henry davis iv - hap davis - clinical counselling sport psychology refugee humanitarian and compassionate assessment fMRI cognitive neuroscience
henry davis iv - hap davis  - clinical counselling sport psychology refugee humanitarian and compassionate assessment fMRI cognitive neuroscience


Assessment of asylum-seeking persons

The UN Secretary General, Boutros Boutros-Ghali once wrote: "Refugees and other uprooted people are the products of failure – the failure to resolve conflict and its underlying causes: intolerance, antagonism, and poverty." More recently, António Guterres, United Nations High Commissioner for Refugees, has stated “Conflicts just go on – some forever, others until they end in a compromise that could just as well have been achieved at the beginning, (sometimes) without the fighting... these crises have no military solution1 … (and) are complex; it’s best to stick to principles: saving lives, human rights and the rule of law, and tolerance and diversity – (in order that) all societies may be free to become multiethnic, multicultural and multireligious.” On the referral of refugee lawyers, I assist some of the most vulnerable of vulnerable persons to express their fear of persecution and unique reasons for fleeing from their homes.
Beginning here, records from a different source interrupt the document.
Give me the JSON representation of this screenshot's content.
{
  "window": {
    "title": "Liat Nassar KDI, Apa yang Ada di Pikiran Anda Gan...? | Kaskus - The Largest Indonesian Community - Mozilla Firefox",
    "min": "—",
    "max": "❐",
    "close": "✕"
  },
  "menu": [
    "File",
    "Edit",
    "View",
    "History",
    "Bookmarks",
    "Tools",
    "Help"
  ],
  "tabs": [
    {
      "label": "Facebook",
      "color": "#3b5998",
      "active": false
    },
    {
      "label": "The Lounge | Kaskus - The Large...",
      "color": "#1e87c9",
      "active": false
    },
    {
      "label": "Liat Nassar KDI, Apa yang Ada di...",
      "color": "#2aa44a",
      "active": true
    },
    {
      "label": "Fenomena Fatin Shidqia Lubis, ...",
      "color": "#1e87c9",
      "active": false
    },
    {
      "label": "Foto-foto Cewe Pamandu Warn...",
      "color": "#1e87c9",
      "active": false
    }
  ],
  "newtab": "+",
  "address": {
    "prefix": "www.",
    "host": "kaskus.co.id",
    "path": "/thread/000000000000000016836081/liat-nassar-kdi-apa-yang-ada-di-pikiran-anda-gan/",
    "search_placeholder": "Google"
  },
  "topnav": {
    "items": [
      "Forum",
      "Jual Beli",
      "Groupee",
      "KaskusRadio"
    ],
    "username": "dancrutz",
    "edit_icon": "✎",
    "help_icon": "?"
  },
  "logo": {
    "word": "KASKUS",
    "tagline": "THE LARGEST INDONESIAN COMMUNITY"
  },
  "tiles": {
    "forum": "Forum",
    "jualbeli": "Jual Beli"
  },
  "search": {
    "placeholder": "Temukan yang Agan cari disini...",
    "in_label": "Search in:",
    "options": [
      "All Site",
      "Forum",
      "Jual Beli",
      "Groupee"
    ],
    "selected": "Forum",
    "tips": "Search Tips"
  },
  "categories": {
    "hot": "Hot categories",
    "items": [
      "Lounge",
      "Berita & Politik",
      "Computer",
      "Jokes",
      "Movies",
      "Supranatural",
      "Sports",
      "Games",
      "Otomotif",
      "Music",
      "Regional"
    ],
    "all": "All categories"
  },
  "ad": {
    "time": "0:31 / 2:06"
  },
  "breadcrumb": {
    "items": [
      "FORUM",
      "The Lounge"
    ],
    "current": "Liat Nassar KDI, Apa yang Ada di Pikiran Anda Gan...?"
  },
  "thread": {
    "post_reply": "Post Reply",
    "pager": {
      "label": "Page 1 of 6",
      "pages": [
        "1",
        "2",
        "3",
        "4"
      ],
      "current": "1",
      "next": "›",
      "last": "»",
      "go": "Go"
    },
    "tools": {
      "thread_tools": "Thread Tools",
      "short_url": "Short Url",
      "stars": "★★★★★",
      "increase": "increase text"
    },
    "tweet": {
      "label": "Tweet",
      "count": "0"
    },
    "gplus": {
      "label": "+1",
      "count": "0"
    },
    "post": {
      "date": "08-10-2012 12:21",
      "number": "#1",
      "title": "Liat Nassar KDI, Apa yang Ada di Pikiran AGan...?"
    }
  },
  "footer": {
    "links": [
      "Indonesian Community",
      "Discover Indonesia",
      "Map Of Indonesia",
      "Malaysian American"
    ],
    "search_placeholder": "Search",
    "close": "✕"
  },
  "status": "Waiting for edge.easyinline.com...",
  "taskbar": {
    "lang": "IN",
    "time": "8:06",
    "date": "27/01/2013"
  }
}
This work is principally focused on applications for Convention Refugee status applications for Humanitarian and Compassionate consideration.

I have been privileged to hear the stories of roughly 500 such persons in the past 25-years – stories of atrocity and unspeakable suffering that should not require explanation. Still, the accounts of refugees - accounts of torture, mass rape, honor killings, gang executions of family, mutilation, forced induction of child soldiers - require a psychological evaluation of the consequences of their traumas and a prediction of what may reasonably be expected if the application for asylum is denied.

These persons have come from across the globe – African nations, the sub-Indian continent, Asia, eastern Europe, and the Americas - with a compelling and singular horror at the capacity of humans to harm. Fearing certain death on their return, some consider suicide as the alternative to re-victimization. Some cannot speak with eye contact. Some cannot tell the story without choking on their tears or vomit. Some cannot manage to do more in one day than to stare at the floor of a near-empty apartment, lost in unwanted reminiscence and fear. Some are randomly angry at innocent targets.

I have appeared as an expert before the Immigration and Refugee Board, my opinions have been cited in Federal Court decisions, I have written close to 500 reports on behalf of persecuted persons, and I have published in the area of depression and PTSD. In all, this has been to document a simple truth: subjective fear may leave a person with a such unrelenting nightmare that hope is stifled and protection is the only alternative. Even safety, however, is sometimes insufficient to give peace.